• _What is required_:
Start to finish, reproduce the records below with nothing missing.

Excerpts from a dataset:
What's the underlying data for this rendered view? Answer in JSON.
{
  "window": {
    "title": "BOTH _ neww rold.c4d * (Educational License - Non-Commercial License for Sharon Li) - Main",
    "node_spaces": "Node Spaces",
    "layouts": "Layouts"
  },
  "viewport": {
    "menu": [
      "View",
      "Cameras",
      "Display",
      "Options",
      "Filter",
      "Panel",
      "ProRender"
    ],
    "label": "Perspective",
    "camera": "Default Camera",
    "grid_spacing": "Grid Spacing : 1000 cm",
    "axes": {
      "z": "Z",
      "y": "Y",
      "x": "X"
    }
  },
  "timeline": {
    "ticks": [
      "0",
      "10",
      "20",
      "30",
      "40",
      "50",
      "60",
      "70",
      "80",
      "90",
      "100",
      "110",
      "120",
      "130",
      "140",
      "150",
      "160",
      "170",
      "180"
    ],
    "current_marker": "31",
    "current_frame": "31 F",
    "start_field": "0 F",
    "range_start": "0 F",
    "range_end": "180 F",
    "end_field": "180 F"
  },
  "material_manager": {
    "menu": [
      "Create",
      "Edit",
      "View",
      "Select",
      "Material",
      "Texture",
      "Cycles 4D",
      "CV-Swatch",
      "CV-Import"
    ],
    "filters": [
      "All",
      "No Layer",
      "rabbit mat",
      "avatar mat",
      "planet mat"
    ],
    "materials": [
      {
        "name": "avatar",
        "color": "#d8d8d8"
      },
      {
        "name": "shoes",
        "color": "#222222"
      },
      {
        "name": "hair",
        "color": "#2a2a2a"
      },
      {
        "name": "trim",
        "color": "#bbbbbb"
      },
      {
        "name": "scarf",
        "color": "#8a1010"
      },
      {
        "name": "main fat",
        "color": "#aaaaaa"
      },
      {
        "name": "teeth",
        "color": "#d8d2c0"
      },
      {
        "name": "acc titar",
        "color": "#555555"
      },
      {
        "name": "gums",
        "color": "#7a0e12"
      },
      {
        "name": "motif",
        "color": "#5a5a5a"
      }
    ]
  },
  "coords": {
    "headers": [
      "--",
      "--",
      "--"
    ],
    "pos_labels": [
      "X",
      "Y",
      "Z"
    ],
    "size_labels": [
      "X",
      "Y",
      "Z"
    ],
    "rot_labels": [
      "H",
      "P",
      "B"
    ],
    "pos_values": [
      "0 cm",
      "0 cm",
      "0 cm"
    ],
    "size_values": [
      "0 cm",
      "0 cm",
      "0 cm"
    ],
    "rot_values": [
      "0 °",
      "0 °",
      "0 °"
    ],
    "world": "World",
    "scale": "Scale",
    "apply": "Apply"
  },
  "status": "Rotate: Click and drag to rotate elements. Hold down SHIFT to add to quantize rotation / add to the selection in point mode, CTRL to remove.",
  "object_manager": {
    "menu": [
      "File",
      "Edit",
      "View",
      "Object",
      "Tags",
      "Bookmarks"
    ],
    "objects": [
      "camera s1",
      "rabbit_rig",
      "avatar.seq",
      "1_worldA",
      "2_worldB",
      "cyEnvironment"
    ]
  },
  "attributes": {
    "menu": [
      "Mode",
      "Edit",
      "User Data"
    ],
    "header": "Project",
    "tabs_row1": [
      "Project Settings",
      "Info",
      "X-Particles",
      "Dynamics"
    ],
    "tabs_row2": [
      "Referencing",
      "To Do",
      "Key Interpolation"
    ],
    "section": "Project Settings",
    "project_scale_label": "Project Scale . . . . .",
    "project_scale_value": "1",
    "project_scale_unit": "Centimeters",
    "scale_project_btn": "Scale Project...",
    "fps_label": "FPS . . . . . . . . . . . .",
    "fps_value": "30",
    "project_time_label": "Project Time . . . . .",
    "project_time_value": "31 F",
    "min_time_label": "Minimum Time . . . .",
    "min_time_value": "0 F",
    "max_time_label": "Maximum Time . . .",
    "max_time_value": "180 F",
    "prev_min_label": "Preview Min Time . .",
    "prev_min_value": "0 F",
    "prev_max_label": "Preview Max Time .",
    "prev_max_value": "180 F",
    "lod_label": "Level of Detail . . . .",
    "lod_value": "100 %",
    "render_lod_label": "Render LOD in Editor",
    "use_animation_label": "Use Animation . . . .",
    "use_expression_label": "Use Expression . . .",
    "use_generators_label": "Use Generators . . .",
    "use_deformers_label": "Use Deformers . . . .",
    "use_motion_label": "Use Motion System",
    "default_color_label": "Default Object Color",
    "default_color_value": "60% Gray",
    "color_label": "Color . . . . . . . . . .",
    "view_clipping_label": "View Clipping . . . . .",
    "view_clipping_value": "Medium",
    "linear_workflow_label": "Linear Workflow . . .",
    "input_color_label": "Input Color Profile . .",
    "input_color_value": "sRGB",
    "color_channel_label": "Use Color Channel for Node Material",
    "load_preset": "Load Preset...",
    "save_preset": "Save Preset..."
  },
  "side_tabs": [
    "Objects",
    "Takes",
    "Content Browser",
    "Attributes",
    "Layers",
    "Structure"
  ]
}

• _Exercise answer_:
What's the underlying data for this rendered view? Answer in JSON.
{
  "window": {
    "title": "BOTH _ neww rold.c4d * (Educational License - Non-Commercial License for Sharon Li) - Main",
    "node_spaces": "Node Spaces",
    "layouts": "Layouts"
  },
  "viewport": {
    "menu": [
      "View",
      "Cameras",
      "Display",
      "Options",
      "Filter",
      "Panel",
      "ProRender"
    ],
    "label": "Perspective",
    "camera": "Default Camera",
    "grid_spacing": "Grid Spacing : 1000 cm",
    "axes": {
      "z": "Z",
      "y": "Y",
      "x": "X"
    }
  },
  "timeline": {
    "ticks": [
      "0",
      "10",
      "20",
      "30",
      "40",
      "50",
      "60",
      "70",
      "80",
      "90",
      "100",
      "110",
      "120",
      "130",
      "140",
      "150",
      "160",
      "170",
      "180"
    ],
    "current_marker": "31",
    "current_frame": "31 F",
    "start_field": "0 F",
    "range_start": "0 F",
    "range_end": "180 F",
    "end_field": "180 F"
  },
  "material_manager": {
    "menu": [
      "Create",
      "Edit",
      "View",
      "Select",
      "Material",
      "Texture",
      "Cycles 4D",
      "CV-Swatch",
      "CV-Import"
    ],
    "filters": [
      "All",
      "No Layer",
      "rabbit mat",
      "avatar mat",
      "planet mat"
    ],
    "materials": [
      {
        "name": "avatar",
        "color": "#d8d8d8"
      },
      {
        "name": "shoes",
        "color": "#222222"
      },
      {
        "name": "hair",
        "color": "#2a2a2a"
      },
      {
        "name": "trim",
        "color": "#bbbbbb"
      },
      {
        "name": "scarf",
        "color": "#8a1010"
      },
      {
        "name": "main fat",
        "color": "#aaaaaa"
      },
      {
        "name": "teeth",
        "color": "#d8d2c0"
      },
      {
        "name": "acc titar",
        "color": "#555555"
      },
      {
        "name": "gums",
        "color": "#7a0e12"
      },
      {
        "name": "motif",
        "color": "#5a5a5a"
      }
    ]
  },
  "coords": {
    "headers": [
      "--",
      "--",
      "--"
    ],
    "pos_labels": [
      "X",
      "Y",
      "Z"
    ],
    "size_labels": [
      "X",
      "Y",
      "Z"
    ],
    "rot_labels": [
      "H",
      "P",
      "B"
    ],
    "pos_values": [
      "0 cm",
      "0 cm",
      "0 cm"
    ],
    "size_values": [
      "0 cm",
      "0 cm",
      "0 cm"
    ],
    "rot_values": [
      "0 °",
      "0 °",
      "0 °"
    ],
    "world": "World",
    "scale": "Scale",
    "apply": "Apply"
  },
  "status": "Rotate: Click and drag to rotate elements. Hold down SHIFT to add to quantize rotation / add to the selection in point mode, CTRL to remove.",
  "object_manager": {
    "menu": [
      "File",
      "Edit",
      "View",
      "Object",
      "Tags",
      "Bookmarks"
    ],
    "objects": [
      "camera s1",
      "rabbit_rig",
      "avatar.seq",
      "1_worldA",
      "2_worldB",
      "cyEnvironment"
    ]
  },
  "attributes": {
    "menu": [
      "Mode",
      "Edit",
      "User Data"
    ],
    "header": "Project",
    "tabs_row1": [
      "Project Settings",
      "Info",
      "X-Particles",
      "Dynamics"
    ],
    "tabs_row2": [
      "Referencing",
      "To Do",
      "Key Interpolation"
    ],
    "section": "Project Settings",
    "project_scale_label": "Project Scale . . . . .",
    "project_scale_value": "1",
    "project_scale_unit": "Centimeters",
    "scale_project_btn": "Scale Project...",
    "fps_label": "FPS . . . . . . . . . . . .",
    "fps_value": "30",
    "project_time_label": "Project Time . . . . .",
    "project_time_value": "31 F",
    "min_time_label": "Minimum Time . . . .",
    "min_time_value": "0 F",
    "max_time_label": "Maximum Time . . .",
    "max_time_value": "180 F",
    "prev_min_label": "Preview Min Time . .",
    "prev_min_value": "0 F",
    "prev_max_label": "Preview Max Time .",
    "prev_max_value": "180 F",
    "lod_label": "Level of Detail . . . .",
    "lod_value": "100 %",
    "render_lod_label": "Render LOD in Editor",
    "use_animation_label": "Use Animation . . . .",
    "use_expression_label": "Use Expression . . .",
    "use_generators_label": "Use Generators . . .",
    "use_deformers_label": "Use Deformers . . . .",
    "use_motion_label": "Use Motion System",
    "default_color_label": "Default Object Color",
    "default_color_value": "60% Gray",
    "color_label": "Color . . . . . . . . . .",
    "view_clipping_label": "View Clipping . . . . .",
    "view_clipping_value": "Medium",
    "linear_workflow_label": "Linear Workflow . . .",
    "input_color_label": "Input Color Profile . .",
    "input_color_value": "sRGB",
    "color_channel_label": "Use Color Channel for Node Material",
    "load_preset": "Load Preset...",
    "save_preset": "Save Preset..."
  },
  "side_tabs": [
    "Objects",
    "Takes",
    "Content Browser",
    "Attributes",
    "Layers",
    "Structure"
  ]
}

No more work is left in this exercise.